● **Problem to solve**: Omitting the pictures, restate all of the entries below exactly.
*** Material supplied
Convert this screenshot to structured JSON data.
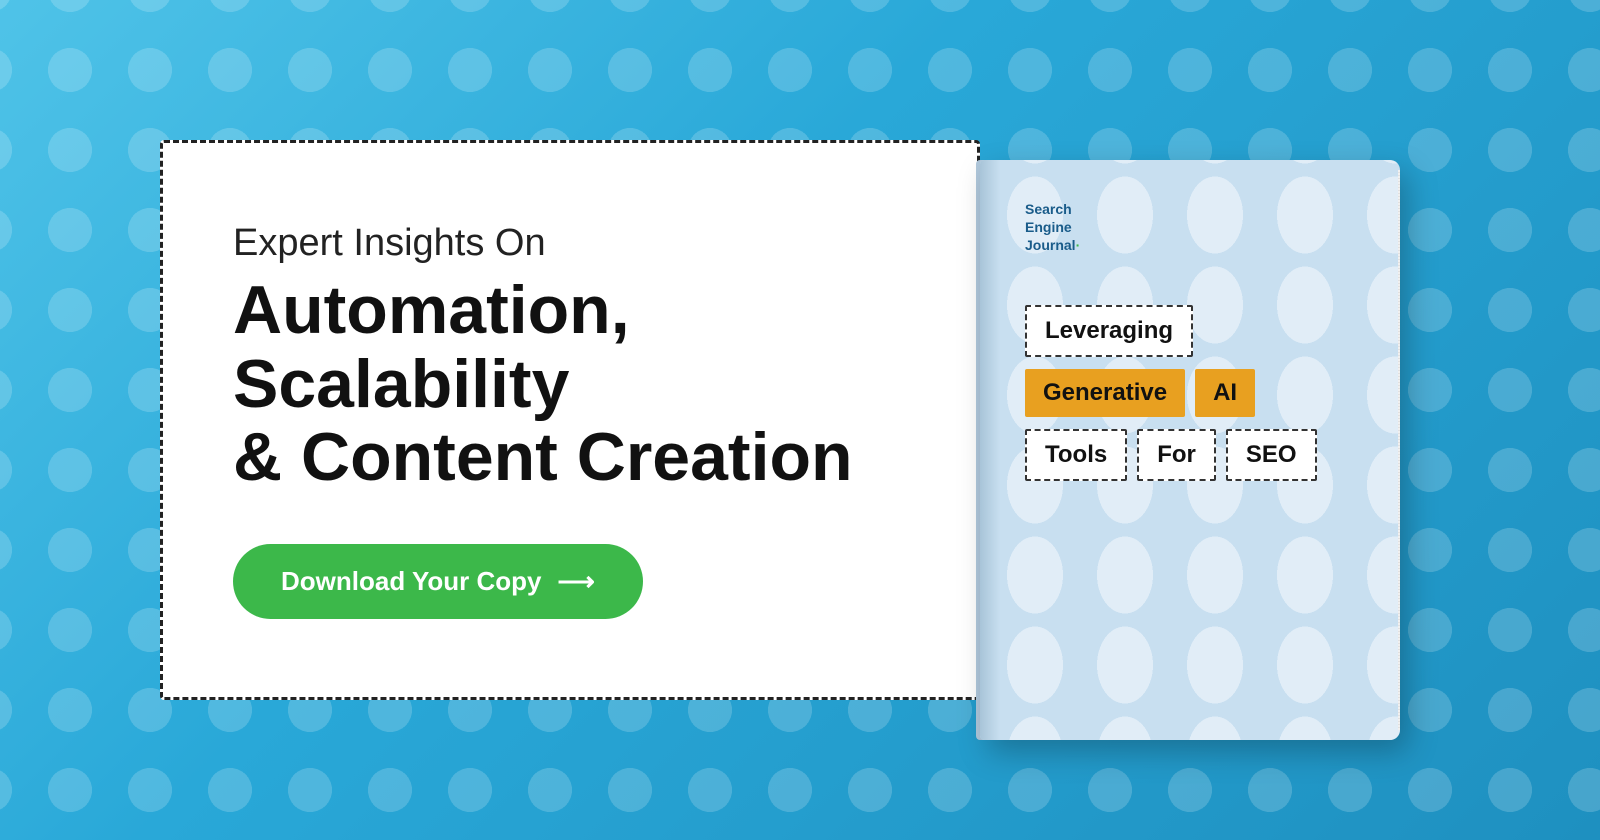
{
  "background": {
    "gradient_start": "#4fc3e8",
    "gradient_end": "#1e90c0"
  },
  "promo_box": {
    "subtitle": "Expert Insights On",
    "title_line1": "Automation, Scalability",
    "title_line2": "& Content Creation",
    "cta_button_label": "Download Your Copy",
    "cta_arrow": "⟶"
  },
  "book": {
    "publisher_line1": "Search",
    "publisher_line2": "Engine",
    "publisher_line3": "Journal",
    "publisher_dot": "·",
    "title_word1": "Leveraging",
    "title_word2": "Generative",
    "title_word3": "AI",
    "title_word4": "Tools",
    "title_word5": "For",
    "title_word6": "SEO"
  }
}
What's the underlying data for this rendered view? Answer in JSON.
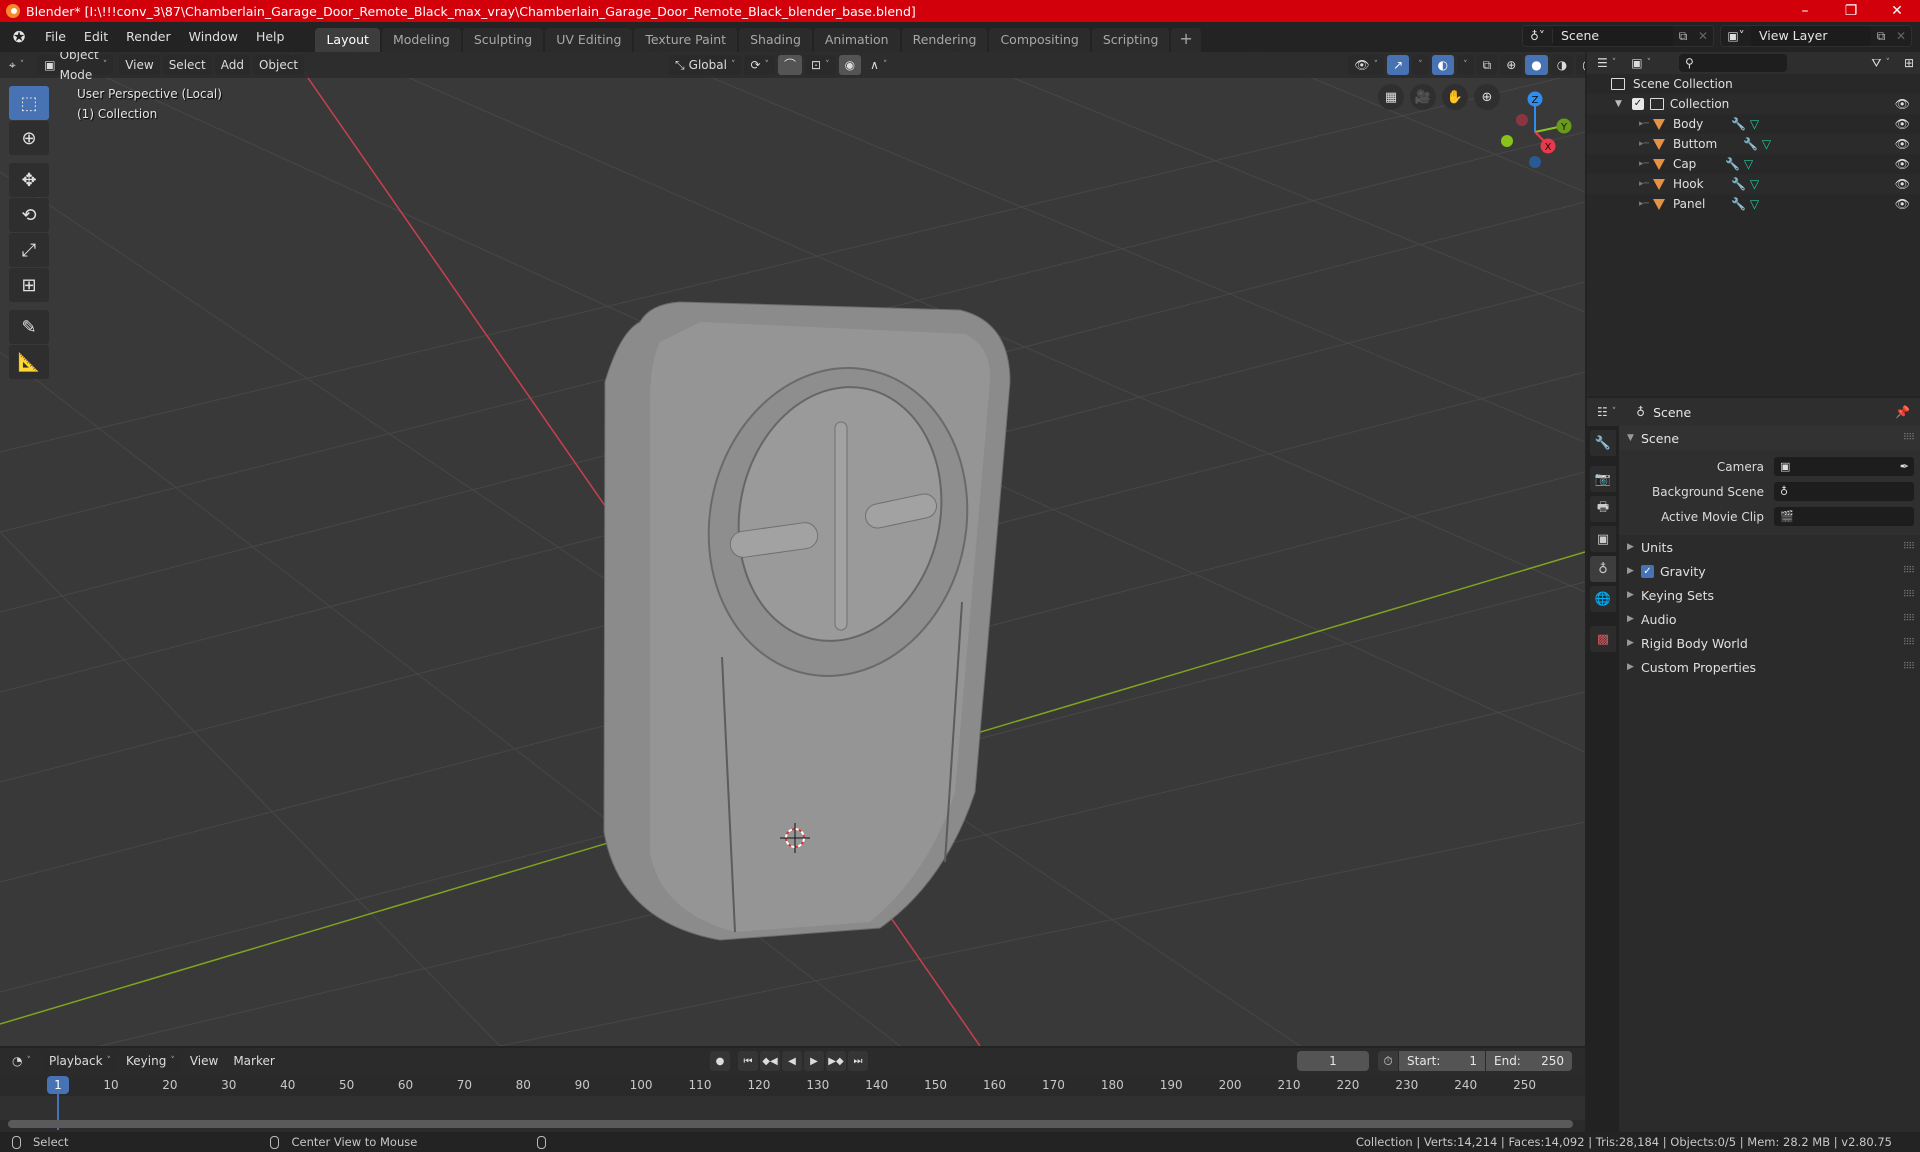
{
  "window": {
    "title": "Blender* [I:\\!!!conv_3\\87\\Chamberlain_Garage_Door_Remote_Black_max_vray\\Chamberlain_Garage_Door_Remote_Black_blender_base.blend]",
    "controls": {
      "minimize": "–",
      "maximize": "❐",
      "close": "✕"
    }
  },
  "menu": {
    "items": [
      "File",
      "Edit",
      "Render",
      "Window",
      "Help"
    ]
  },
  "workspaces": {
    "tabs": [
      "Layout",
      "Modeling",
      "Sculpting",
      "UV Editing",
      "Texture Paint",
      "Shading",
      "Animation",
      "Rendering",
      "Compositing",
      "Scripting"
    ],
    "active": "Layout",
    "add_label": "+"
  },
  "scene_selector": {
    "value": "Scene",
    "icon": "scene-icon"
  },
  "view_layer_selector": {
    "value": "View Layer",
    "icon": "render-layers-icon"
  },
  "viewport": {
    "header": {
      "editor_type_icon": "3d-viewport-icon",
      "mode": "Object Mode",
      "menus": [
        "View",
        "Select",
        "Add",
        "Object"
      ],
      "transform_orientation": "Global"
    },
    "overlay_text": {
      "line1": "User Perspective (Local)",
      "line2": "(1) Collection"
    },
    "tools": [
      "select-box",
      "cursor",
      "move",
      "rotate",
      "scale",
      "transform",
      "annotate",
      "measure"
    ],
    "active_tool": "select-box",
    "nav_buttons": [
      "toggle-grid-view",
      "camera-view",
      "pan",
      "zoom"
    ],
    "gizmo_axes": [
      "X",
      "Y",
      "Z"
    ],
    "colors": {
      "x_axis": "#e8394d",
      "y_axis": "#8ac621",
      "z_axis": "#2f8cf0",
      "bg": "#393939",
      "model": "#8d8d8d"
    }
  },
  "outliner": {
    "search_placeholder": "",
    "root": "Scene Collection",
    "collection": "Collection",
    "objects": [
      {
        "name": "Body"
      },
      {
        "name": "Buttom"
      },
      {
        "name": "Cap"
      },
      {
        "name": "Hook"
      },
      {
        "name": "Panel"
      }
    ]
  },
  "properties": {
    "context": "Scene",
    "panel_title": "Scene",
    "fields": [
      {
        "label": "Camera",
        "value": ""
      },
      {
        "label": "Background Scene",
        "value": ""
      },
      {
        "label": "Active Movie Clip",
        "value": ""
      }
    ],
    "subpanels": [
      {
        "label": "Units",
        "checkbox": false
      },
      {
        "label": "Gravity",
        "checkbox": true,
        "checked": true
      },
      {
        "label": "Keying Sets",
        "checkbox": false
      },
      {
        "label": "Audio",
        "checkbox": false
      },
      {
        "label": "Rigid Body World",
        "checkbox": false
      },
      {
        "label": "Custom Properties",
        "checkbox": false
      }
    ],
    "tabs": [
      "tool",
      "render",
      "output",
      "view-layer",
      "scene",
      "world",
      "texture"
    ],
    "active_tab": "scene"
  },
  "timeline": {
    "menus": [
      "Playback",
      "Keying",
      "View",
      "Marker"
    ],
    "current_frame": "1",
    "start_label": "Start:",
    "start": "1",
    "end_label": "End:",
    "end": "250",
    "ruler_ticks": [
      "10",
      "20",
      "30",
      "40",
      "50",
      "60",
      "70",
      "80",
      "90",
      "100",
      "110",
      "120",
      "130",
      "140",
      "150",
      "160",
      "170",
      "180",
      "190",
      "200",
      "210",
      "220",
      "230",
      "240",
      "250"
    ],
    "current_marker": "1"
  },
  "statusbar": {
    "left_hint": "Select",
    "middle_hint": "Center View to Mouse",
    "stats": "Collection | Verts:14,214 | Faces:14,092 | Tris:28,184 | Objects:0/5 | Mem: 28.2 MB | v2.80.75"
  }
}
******
● **Problem solution**:
Convert this screenshot to structured JSON data.
{
  "background": {
    "gradient_start": "#4fc3e8",
    "gradient_end": "#1e90c0"
  },
  "promo_box": {
    "subtitle": "Expert Insights On",
    "title_line1": "Automation, Scalability",
    "title_line2": "& Content Creation",
    "cta_button_label": "Download Your Copy",
    "cta_arrow": "⟶"
  },
  "book": {
    "publisher_line1": "Search",
    "publisher_line2": "Engine",
    "publisher_line3": "Journal",
    "publisher_dot": "·",
    "title_word1": "Leveraging",
    "title_word2": "Generative",
    "title_word3": "AI",
    "title_word4": "Tools",
    "title_word5": "For",
    "title_word6": "SEO"
  }
}
What's the underlying data for this rendered view? Answer in JSON.
{
  "window": {
    "title": "Blender* [I:\\!!!conv_3\\87\\Chamberlain_Garage_Door_Remote_Black_max_vray\\Chamberlain_Garage_Door_Remote_Black_blender_base.blend]",
    "controls": {
      "minimize": "–",
      "maximize": "❐",
      "close": "✕"
    }
  },
  "menu": {
    "items": [
      "File",
      "Edit",
      "Render",
      "Window",
      "Help"
    ]
  },
  "workspaces": {
    "tabs": [
      "Layout",
      "Modeling",
      "Sculpting",
      "UV Editing",
      "Texture Paint",
      "Shading",
      "Animation",
      "Rendering",
      "Compositing",
      "Scripting"
    ],
    "active": "Layout",
    "add_label": "+"
  },
  "scene_selector": {
    "value": "Scene",
    "icon": "scene-icon"
  },
  "view_layer_selector": {
    "value": "View Layer",
    "icon": "render-layers-icon"
  },
  "viewport": {
    "header": {
      "editor_type_icon": "3d-viewport-icon",
      "mode": "Object Mode",
      "menus": [
        "View",
        "Select",
        "Add",
        "Object"
      ],
      "transform_orientation": "Global"
    },
    "overlay_text": {
      "line1": "User Perspective (Local)",
      "line2": "(1) Collection"
    },
    "tools": [
      "select-box",
      "cursor",
      "move",
      "rotate",
      "scale",
      "transform",
      "annotate",
      "measure"
    ],
    "active_tool": "select-box",
    "nav_buttons": [
      "toggle-grid-view",
      "camera-view",
      "pan",
      "zoom"
    ],
    "gizmo_axes": [
      "X",
      "Y",
      "Z"
    ],
    "colors": {
      "x_axis": "#e8394d",
      "y_axis": "#8ac621",
      "z_axis": "#2f8cf0",
      "bg": "#393939",
      "model": "#8d8d8d"
    }
  },
  "outliner": {
    "search_placeholder": "",
    "root": "Scene Collection",
    "collection": "Collection",
    "objects": [
      {
        "name": "Body"
      },
      {
        "name": "Buttom"
      },
      {
        "name": "Cap"
      },
      {
        "name": "Hook"
      },
      {
        "name": "Panel"
      }
    ]
  },
  "properties": {
    "context": "Scene",
    "panel_title": "Scene",
    "fields": [
      {
        "label": "Camera",
        "value": ""
      },
      {
        "label": "Background Scene",
        "value": ""
      },
      {
        "label": "Active Movie Clip",
        "value": ""
      }
    ],
    "subpanels": [
      {
        "label": "Units",
        "checkbox": false
      },
      {
        "label": "Gravity",
        "checkbox": true,
        "checked": true
      },
      {
        "label": "Keying Sets",
        "checkbox": false
      },
      {
        "label": "Audio",
        "checkbox": false
      },
      {
        "label": "Rigid Body World",
        "checkbox": false
      },
      {
        "label": "Custom Properties",
        "checkbox": false
      }
    ],
    "tabs": [
      "tool",
      "render",
      "output",
      "view-layer",
      "scene",
      "world",
      "texture"
    ],
    "active_tab": "scene"
  },
  "timeline": {
    "menus": [
      "Playback",
      "Keying",
      "View",
      "Marker"
    ],
    "current_frame": "1",
    "start_label": "Start:",
    "start": "1",
    "end_label": "End:",
    "end": "250",
    "ruler_ticks": [
      "10",
      "20",
      "30",
      "40",
      "50",
      "60",
      "70",
      "80",
      "90",
      "100",
      "110",
      "120",
      "130",
      "140",
      "150",
      "160",
      "170",
      "180",
      "190",
      "200",
      "210",
      "220",
      "230",
      "240",
      "250"
    ],
    "current_marker": "1"
  },
  "statusbar": {
    "left_hint": "Select",
    "middle_hint": "Center View to Mouse",
    "stats": "Collection | Verts:14,214 | Faces:14,092 | Tris:28,184 | Objects:0/5 | Mem: 28.2 MB | v2.80.75"
  }
}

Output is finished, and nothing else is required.